To do ::
Copy each line of the records below that has "icon" in it.

---+---

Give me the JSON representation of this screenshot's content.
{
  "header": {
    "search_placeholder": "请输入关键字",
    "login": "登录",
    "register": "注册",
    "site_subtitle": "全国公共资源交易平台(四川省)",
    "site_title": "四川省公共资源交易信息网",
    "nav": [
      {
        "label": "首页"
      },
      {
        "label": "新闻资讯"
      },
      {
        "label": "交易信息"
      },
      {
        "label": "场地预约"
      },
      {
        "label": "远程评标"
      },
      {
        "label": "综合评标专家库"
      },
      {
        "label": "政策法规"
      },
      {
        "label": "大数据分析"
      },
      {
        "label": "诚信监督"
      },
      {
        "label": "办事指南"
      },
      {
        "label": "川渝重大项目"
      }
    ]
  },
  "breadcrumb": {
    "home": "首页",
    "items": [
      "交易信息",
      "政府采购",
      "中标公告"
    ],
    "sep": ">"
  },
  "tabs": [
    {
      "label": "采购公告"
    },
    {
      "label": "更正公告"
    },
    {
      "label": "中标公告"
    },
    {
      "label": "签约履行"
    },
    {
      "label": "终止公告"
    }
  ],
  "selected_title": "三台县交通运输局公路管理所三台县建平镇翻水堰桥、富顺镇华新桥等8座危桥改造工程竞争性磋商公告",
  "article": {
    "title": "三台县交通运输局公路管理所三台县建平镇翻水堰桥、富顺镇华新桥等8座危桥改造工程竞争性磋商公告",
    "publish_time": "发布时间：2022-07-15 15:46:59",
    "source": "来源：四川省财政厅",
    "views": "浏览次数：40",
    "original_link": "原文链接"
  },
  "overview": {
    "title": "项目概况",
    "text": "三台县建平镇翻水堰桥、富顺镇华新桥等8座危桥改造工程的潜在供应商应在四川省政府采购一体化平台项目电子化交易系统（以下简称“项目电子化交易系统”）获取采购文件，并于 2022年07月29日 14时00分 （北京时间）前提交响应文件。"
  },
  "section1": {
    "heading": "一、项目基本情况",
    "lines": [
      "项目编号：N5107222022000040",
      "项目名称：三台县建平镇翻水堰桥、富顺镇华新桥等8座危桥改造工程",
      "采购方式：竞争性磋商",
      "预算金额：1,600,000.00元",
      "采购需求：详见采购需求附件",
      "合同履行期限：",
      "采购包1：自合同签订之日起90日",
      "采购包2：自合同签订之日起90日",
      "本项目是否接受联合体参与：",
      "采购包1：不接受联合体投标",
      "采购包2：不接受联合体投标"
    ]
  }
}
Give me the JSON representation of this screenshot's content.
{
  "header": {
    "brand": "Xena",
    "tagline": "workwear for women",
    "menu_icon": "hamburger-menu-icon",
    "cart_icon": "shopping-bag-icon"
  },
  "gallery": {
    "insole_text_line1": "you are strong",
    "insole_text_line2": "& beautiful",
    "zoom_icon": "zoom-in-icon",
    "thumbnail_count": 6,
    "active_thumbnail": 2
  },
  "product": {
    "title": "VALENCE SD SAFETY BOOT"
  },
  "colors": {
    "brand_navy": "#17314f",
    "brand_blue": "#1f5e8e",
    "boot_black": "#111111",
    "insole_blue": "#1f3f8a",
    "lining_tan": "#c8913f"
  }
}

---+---

Answer area ::
    "menu_icon": "hamburger-menu-icon",
    "cart_icon": "shopping-bag-icon"
    "zoom_icon": "zoom-in-icon",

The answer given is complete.